from The American Heritage® Dictionary of the English Language, 4th Edition
- transitive v. To obtain or receive (something) on loan with the promise or understanding of returning it or its equivalent.
- transitive v. To adopt or use as one's own: I borrowed your good idea.
- transitive v. In subtraction, to take a unit from the next larger denomination in the minuend so as to make a number larger than the number to be subtracted.
- transitive v. Linguistics To adopt (a word) from one language to use in another.
- intransitive v. To obtain or receive something.
- idiom borrow trouble To take an unnecessary action that will probably engender adverse effects.
from Wiktionary, Creative Commons Attribution/Share-Alike License
- v. To receive (something) from somebody temporarily, expecting to return it.
- v. To adopt (an idea) as one's own.
- v. To adopt a word from another language.
- v. In a subtraction, to deduct (one) from a digit of the minuend and add ten to the following digit, in order that the subtraction of a larger digit in the subtrahend from the digit in the minuend to which ten is added gives a positive result.
- v. To lend.
- v. To temporarily obtain (something) for (someone).
- n. Deviation of the path of a rolling ball from a straight line; slope; slant.
- n. A ransom; a pledge or guarantee.
- n. A surety; someone standing bail.
from the GNU version of the Collaborative International Dictionary of English
- n. Something deposited as security; a pledge; a surety; a hostage.
- n. The act of borrowing.
- transitive v. To receive from another as a loan, with the implied or expressed intention of returning the identical article or its equivalent in kind; -- the opposite of lend.
- transitive v. To take (one or more) from the next higher denomination in order to add it to the next lower; -- a term of subtraction when the figure of the subtrahend is larger than the corresponding one of the minuend.
- transitive v. To copy or imitate; to adopt.
- transitive v. To feign or counterfeit.
- transitive v. To receive; to take; to derive.
from The Century Dictionary and Cyclopedia
- To take or obtain (a thing) on pledge given for its return, or without pledge, but on the understanding that the thing obtained is to be returned, or an equivalent of the same kind is to be substituted for it; hence, to obtain the temporary use of: with of or from (formerly at): as, to borrow a book from a friend; to borrow money of a stranger.
- To take or receive gratuitously from another or from a foreign source and apply to one's own use; adopt; appropriate; by euphemism, to steal or plagiarize: as, to borrow aid; English has many borrowed words; to borrow an author's style, ideas, or language.

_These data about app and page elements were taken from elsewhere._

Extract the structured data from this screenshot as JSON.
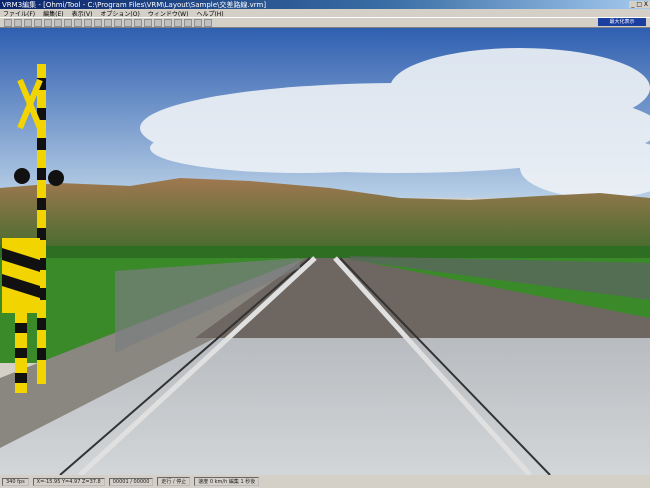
{
  "title": "VRM3編集 - [Ohmi/Tool - C:\\Program Files\\VRM\\Layout\\Sample\\交差路線.vrm]",
  "window_controls": "_ □ X",
  "menu": [
    "ファイル(F)",
    "編集(E)",
    "表示(V)",
    "オプション(O)",
    "ウィンドウ(W)",
    "ヘルプ(H)"
  ],
  "toolbar_icons": [
    "line-tool-icon",
    "rail-icon",
    "grid-icon",
    "select-icon",
    "circle-icon",
    "train-icon",
    "building-icon",
    "tree-icon",
    "signal-icon",
    "rotate-icon",
    "zoom-icon",
    "move-icon",
    "camera-icon",
    "view-icon",
    "light-icon",
    "stop-icon",
    "sound-icon",
    "crossing-icon",
    "play-icon",
    "pointer-icon",
    "help-icon"
  ],
  "view_button": "最大化表示",
  "status": [
    "340 fps",
    "X=-15.95 Y=4.97 Z=37.8",
    "00001 / 00000",
    "走行 / 停止",
    "速度 0 km/h 編集 1 秒後"
  ],
  "colors": {
    "sky_top": "#3d6ec0",
    "sky_bottom": "#a9c4e0",
    "grass": "#3a8a2a",
    "rail": "#d8d8d8",
    "crossing_yellow": "#f2d400"
  }
}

- To assume or usurp, as something counterfeit, feigned, or not real; assume out of some pretense.
- To be surety for; hence, to redeem; ransom.
- To practise borrowing; take or receive loans; appropriate to one's self what belongs to another or others: as, I neither borrow nor lend; he borrows freely from other authors.
- Nautical, to approach either land or the wind closely.
- A term used specifically in organ-building: of a pipe which improperly takes the wind from another and sounds at the latter's expense; of a stop or set of pipes which is incomplete in itself, but which is filled out by using some of the pipes of another stop or set: within certain limits the latter arrangement is entirely legitimate, since it renders possible the use of the same pipes in two distinct connections.
- In golf, when putting across sloping ground, to play the ball a little up the slope to counteract its effect.
- n. A pledge or surety; bail; security: applied both to the thing given as security and to the person giving it: as, “with baile nor borrowe,”
- n. A borrowing; the act of borrowing.
- n. Cost; expense.
- n. A tithing; a frank-pledge.
- n. An obsolete form of borough.
- n. Same as borrow-pit.
from WordNet 3.0 Copyright 2006 by Princeton University. All rights reserved.
- v. get temporarily
- v. take up and practice as one's own
Meanwhile, the witnesses of the rural wedding had all skedaddled -- to borrow a Greek word -- into the woods, in dire confusion, tearing dresses, pulling down 'back hair,' hitching hoop skirts, and tumbling over blackberry vines -- but each intent on increasing the distance from the mad cow.
A gallery of idols with delicious flat chests, or to borrow a Japanese word, petanko.
Yes, we should all work together and the government should help where appropriate, but the government can only provide help with money we give them except when they borrow from the future.
“The money we borrow is going to be paid back through taxation in the future,” he says.
Our deficit, national debt and the amount we have to borrow is in the news at the moment but how bad is it really?
But to borrow from the Bard, here's the rub: some preserves list apricot first, followed by sugar.
They borrow from the language of the street but have no meaning beyond the self.
The discount rate is what the central bank charges banks to borrow from the Fed at the “discount window.”
It sounds like the film will borrow from the Secret Origins story arc quite heavily.
Adeel Halim/Bloomberg Most microcredit firms lend money through women's groups and reach out to borrowers who are either too far from or too poor to borrow from a bank.